> In any case, I was wondering if someone could provide me with an example of > a mathematical expression parser (and evaluator). > To properly compare to the others, it would need to handle the following > operators > > +, - (left associative) > *, /, % (left associative) > ^ (right associative) > > handle parens 12 - (3 + 4) > > handle two functions sqrt() and abs() both of which must include the > parens. > > If someone has time to do this for me, I would be appreciative. It might > also serve as example documentation or cookbook ideas. > > I am specifically interested in examples that can be run in Perl 5 today > without needing Pugs or Parrot.

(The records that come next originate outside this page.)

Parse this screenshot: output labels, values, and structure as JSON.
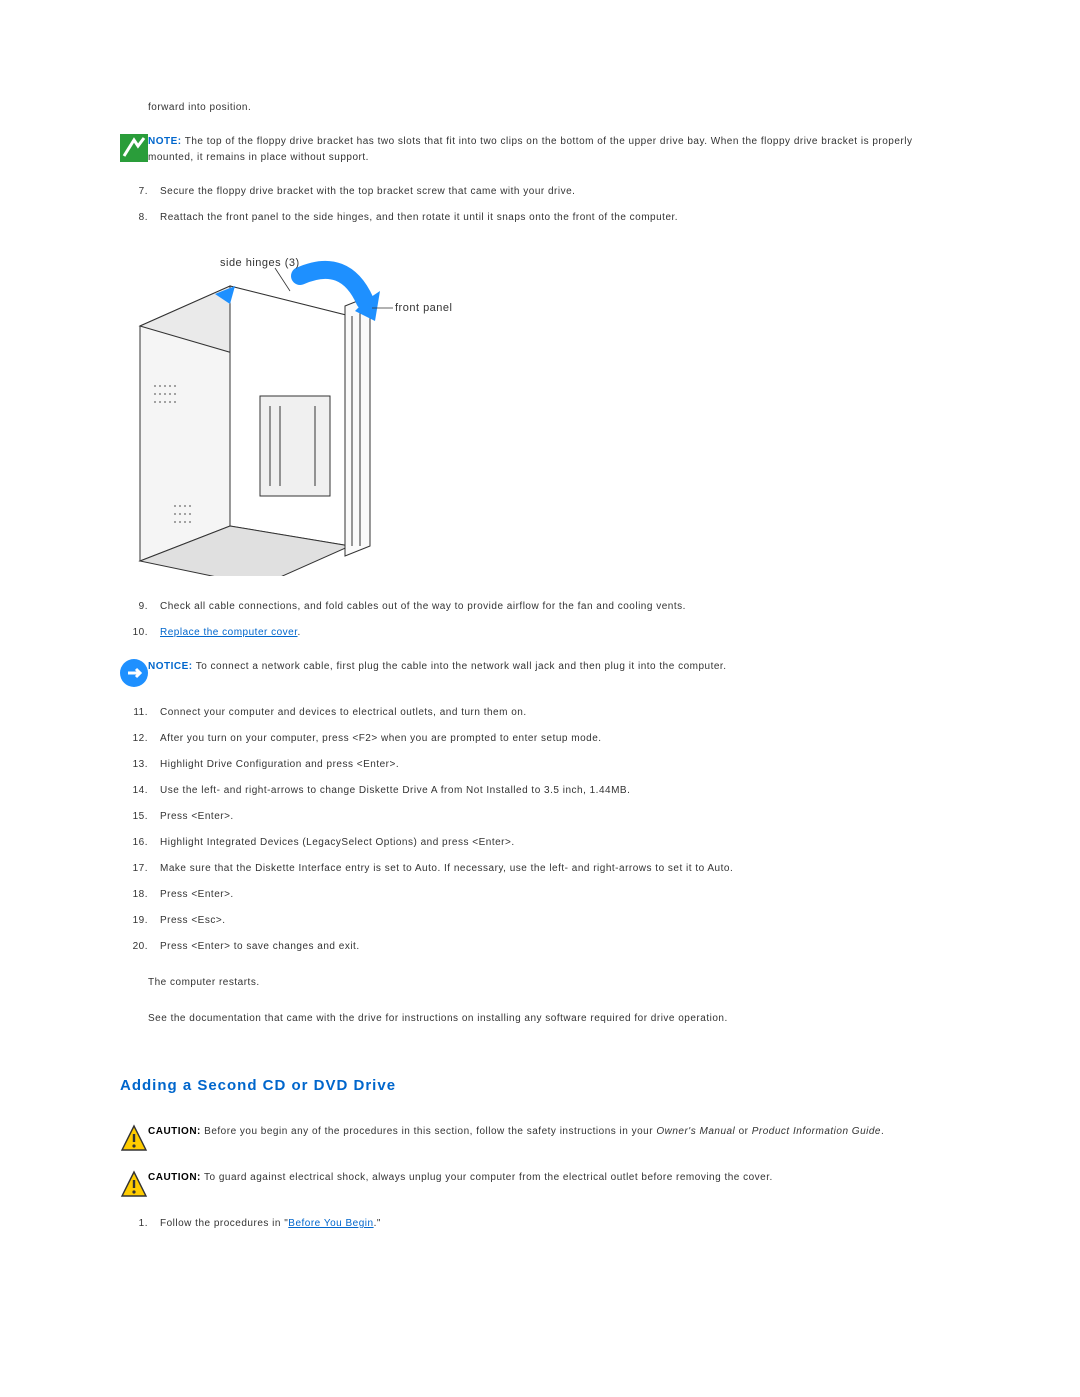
{
  "top": {
    "fragment": "forward into position."
  },
  "note1": {
    "label": "NOTE:",
    "text": " The top of the floppy drive bracket has two slots that fit into two clips on the bottom of the upper drive bay. When the floppy drive bracket is properly mounted, it remains in place without support."
  },
  "steps_a": [
    {
      "n": "7.",
      "t": "Secure the floppy drive bracket with the top bracket screw that came with your drive."
    },
    {
      "n": "8.",
      "t": "Reattach the front panel to the side hinges, and then rotate it until it snaps onto the front of the computer."
    }
  ],
  "figure": {
    "label_hinges": "side hinges (3)",
    "label_front": "front panel"
  },
  "steps_b": [
    {
      "n": "9.",
      "t": "Check all cable connections, and fold cables out of the way to provide airflow for the fan and cooling vents."
    }
  ],
  "step10": {
    "n": "10.",
    "link": "Replace the computer cover",
    "suffix": "."
  },
  "notice1": {
    "label": "NOTICE:",
    "text": " To connect a network cable, first plug the cable into the network wall jack and then plug it into the computer."
  },
  "steps_c": [
    {
      "n": "11.",
      "t": "Connect your computer and devices to electrical outlets, and turn them on."
    },
    {
      "n": "12.",
      "t": "After you turn on your computer, press <F2> when you are prompted to enter setup mode."
    },
    {
      "n": "13.",
      "t": "Highlight Drive Configuration and press <Enter>."
    },
    {
      "n": "14.",
      "t": "Use the left- and right-arrows to change Diskette Drive A from Not Installed to 3.5 inch, 1.44MB."
    },
    {
      "n": "15.",
      "t": "Press <Enter>."
    },
    {
      "n": "16.",
      "t": "Highlight Integrated Devices (LegacySelect Options) and press <Enter>."
    },
    {
      "n": "17.",
      "t": "Make sure that the Diskette Interface entry is set to Auto. If necessary, use the left- and right-arrows to set it to Auto."
    },
    {
      "n": "18.",
      "t": "Press <Enter>."
    },
    {
      "n": "19.",
      "t": "Press <Esc>."
    },
    {
      "n": "20.",
      "t": "Press <Enter> to save changes and exit."
    }
  ],
  "para1": "The computer restarts.",
  "para2": "See the documentation that came with the drive for instructions on installing any software required for drive operation.",
  "heading": "Adding a Second CD or DVD Drive",
  "caution1": {
    "label": "CAUTION:",
    "pre": " Before you begin any of the procedures in this section, follow the safety instructions in your ",
    "ital1": "Owner's Manual",
    "mid": " or ",
    "ital2": "Product Information Guide",
    "suffix": "."
  },
  "caution2": {
    "label": "CAUTION:",
    "text": " To guard against electrical shock, always unplug your computer from the electrical outlet before removing the cover."
  },
  "step_d1": {
    "n": "1.",
    "pre": "Follow the procedures in \"",
    "link": "Before You Begin",
    "suffix": ".\""
  }
}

It isn't specifically a parser designed for general language parsing, but CGI::Ex::Template does have a mathematical expression parser. The parser is located near the end of the parse_expr method. The output of the parse_expr is an opcode data structure that can be played out through the play_expr method. The basic functionality is that a chain of operators is tokenized into a single array. The apply_precedence method is then used to split the array into the optree based upon the precedence and associativity of the operators. The following is a sampling of the resulting "optrees" for the given expressions (taken from the perldoc): 1 + 2 => [ \ [ '+', 1, 2 ], 0] a + b => [ \ [ '+', ['a', 0], ['b', 0] ], 0 ] a * (b + c) => [ \ [ '*', ['a', 0], [ \ ['+', ['b', 0], ['c', 0]], 0 ]], 0 ] (a + b) => [ \ [ '+', ['a', 0], ['b', 0] ]], 0 ] (a + b) * c => [ \ [ '*', [ \ [ '+', ['a', 0], ['b', 0] ], 0 ], ['c', 0] ], 0 ] perl -e 'use CGI::Ex::Template; $s=CGI::Ex::Template::dump_parse("3 * 4 ** 2 + 5"); $s =~ s/\s+/ /g; print "$s\n"' $VAR1 = [ \[ '+', [ \[ '*', '3', [ \[ '**', '4', '2' ], 0 ] ], 0 ], '5' ], 0 ]; I apologize that the expression parsing isn't a little more abstracted for you, but the result should be usable. Also, the parse_expr is designed for also parsing variable names in the TT2 language, so the first portion of the method applies variable names. The entire thing could be cut down considerably if all you want to parse is math (no variables). Paul Seamons